::: Extracted records :::

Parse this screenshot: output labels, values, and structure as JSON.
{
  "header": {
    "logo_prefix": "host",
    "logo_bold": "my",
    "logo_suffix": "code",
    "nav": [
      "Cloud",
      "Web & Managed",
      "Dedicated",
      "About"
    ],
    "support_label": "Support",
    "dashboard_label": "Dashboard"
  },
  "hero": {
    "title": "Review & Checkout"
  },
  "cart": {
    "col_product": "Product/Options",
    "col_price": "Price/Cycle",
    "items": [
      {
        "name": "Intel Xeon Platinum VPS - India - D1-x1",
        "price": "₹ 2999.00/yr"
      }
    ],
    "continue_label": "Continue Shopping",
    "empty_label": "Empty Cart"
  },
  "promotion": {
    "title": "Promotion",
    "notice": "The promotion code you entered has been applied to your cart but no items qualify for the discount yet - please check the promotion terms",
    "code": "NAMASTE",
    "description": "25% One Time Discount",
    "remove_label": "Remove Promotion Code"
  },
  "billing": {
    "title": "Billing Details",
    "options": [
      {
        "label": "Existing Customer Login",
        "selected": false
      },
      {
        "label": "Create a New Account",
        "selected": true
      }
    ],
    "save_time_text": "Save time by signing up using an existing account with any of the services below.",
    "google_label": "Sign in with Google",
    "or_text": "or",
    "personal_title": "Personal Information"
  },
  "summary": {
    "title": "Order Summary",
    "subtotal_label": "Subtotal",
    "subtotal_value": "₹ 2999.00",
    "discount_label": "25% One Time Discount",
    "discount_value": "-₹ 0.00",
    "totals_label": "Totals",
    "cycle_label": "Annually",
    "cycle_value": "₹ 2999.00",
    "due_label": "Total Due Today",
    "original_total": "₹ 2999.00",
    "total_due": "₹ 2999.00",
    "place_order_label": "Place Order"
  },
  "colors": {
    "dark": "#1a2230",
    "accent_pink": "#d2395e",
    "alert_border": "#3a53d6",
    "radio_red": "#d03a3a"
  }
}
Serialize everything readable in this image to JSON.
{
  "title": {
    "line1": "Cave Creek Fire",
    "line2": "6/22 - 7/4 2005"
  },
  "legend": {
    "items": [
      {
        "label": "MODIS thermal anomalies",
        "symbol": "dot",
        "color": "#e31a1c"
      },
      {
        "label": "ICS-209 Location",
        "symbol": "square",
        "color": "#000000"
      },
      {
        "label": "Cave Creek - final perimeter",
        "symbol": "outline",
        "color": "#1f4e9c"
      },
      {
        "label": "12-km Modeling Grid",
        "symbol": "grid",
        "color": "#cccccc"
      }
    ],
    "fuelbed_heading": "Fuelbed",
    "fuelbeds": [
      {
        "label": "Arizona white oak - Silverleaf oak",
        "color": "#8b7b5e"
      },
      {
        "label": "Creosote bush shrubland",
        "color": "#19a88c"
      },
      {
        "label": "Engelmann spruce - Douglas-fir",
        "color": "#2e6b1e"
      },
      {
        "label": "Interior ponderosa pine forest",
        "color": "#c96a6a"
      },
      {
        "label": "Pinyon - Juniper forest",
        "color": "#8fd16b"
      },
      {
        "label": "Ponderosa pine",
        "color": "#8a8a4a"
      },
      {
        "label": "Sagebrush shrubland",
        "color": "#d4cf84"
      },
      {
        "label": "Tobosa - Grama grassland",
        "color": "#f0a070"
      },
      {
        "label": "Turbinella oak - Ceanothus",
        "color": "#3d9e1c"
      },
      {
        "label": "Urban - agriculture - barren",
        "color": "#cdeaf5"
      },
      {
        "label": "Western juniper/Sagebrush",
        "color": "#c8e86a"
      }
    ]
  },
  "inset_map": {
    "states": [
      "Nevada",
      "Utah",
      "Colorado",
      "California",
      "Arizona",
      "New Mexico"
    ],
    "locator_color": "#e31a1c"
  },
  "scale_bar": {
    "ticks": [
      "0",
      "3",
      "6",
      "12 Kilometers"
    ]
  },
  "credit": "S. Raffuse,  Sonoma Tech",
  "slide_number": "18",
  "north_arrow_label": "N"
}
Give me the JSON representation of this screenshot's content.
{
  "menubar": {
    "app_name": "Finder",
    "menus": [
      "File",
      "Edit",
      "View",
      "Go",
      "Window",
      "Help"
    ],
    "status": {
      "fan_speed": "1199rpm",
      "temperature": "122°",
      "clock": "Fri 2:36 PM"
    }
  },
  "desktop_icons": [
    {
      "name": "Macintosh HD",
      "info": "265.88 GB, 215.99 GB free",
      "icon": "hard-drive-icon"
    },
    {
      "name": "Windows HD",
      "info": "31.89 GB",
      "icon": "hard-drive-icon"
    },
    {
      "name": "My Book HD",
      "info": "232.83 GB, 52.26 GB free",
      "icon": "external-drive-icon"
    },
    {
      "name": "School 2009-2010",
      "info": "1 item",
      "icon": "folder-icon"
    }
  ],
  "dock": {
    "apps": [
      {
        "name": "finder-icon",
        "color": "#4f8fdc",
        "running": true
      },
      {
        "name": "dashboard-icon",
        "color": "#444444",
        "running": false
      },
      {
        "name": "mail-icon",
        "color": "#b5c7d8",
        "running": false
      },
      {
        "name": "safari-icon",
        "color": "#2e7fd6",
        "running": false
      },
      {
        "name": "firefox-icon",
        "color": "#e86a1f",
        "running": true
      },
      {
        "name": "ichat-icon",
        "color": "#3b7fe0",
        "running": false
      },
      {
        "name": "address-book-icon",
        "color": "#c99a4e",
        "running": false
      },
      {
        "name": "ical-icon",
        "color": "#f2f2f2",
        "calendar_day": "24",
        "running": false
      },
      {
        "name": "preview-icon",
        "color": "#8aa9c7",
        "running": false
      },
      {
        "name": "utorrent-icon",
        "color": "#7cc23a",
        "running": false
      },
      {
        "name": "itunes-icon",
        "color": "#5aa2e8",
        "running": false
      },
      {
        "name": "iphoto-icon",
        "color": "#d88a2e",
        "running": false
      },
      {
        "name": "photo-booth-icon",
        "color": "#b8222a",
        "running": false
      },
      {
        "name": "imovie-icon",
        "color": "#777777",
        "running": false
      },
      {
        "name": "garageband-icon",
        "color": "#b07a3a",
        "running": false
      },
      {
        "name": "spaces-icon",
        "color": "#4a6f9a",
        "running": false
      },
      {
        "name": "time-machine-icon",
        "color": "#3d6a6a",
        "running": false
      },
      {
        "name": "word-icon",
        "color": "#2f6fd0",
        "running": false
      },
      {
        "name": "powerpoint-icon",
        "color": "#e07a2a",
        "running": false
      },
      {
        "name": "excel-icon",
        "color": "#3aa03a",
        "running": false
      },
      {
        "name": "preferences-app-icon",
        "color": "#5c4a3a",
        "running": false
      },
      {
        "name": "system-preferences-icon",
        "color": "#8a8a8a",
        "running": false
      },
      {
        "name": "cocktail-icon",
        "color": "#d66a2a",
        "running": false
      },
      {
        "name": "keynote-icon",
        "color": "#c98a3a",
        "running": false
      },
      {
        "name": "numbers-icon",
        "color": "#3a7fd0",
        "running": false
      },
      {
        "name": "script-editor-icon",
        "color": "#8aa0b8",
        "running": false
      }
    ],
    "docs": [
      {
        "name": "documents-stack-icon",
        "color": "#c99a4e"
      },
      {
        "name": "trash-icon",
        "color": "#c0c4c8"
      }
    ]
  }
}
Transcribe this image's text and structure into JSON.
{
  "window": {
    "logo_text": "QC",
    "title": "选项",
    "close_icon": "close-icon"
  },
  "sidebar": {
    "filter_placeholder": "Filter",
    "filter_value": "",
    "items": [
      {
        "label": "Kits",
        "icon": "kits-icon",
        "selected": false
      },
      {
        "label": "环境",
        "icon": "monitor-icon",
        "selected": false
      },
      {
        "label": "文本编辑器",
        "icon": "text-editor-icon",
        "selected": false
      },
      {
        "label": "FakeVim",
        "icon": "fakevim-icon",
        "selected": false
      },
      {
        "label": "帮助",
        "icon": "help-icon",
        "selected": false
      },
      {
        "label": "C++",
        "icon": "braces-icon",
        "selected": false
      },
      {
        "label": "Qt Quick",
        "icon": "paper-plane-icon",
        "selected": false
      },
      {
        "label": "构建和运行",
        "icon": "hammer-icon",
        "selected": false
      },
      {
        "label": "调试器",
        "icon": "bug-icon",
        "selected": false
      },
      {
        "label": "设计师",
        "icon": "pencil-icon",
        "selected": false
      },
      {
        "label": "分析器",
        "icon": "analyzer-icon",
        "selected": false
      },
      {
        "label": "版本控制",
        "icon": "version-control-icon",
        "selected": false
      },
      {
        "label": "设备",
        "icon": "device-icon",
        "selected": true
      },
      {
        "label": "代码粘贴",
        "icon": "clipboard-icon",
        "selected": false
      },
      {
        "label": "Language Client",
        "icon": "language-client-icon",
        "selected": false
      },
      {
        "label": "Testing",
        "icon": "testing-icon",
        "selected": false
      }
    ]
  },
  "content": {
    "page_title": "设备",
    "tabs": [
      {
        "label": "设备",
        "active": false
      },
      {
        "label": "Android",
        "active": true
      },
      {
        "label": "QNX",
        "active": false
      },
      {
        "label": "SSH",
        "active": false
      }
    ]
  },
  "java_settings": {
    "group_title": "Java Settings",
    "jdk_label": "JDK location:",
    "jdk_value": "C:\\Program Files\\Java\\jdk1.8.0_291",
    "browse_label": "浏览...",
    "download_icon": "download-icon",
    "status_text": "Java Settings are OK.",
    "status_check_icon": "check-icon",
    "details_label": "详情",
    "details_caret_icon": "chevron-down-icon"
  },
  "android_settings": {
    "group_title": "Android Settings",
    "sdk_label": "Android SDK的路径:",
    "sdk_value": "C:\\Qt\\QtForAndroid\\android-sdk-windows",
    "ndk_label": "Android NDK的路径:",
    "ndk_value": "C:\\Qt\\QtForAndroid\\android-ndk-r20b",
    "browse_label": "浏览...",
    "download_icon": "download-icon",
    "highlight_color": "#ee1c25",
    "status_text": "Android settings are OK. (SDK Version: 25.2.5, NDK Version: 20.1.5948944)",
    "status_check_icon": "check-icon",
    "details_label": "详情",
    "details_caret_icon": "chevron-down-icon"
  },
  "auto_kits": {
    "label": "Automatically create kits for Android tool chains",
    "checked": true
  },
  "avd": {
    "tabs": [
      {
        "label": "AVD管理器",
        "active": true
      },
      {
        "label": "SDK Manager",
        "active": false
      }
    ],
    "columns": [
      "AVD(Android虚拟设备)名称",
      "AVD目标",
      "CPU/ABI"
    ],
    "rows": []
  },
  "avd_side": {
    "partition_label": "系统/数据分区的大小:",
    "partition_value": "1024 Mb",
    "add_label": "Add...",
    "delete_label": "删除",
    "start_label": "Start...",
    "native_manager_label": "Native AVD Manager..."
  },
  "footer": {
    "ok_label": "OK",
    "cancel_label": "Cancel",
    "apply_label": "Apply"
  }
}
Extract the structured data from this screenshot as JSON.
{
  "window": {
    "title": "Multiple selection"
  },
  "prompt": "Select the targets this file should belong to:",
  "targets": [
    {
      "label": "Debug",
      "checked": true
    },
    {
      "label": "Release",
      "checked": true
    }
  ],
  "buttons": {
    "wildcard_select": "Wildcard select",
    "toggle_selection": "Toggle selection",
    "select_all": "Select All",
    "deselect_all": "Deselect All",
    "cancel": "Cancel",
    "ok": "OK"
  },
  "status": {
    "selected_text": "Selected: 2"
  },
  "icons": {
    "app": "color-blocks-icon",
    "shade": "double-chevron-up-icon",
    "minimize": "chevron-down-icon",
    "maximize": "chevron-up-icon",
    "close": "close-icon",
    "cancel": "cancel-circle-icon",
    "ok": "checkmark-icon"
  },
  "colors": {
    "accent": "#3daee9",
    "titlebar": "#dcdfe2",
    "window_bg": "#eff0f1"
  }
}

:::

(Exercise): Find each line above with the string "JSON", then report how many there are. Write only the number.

(Worked solution): 5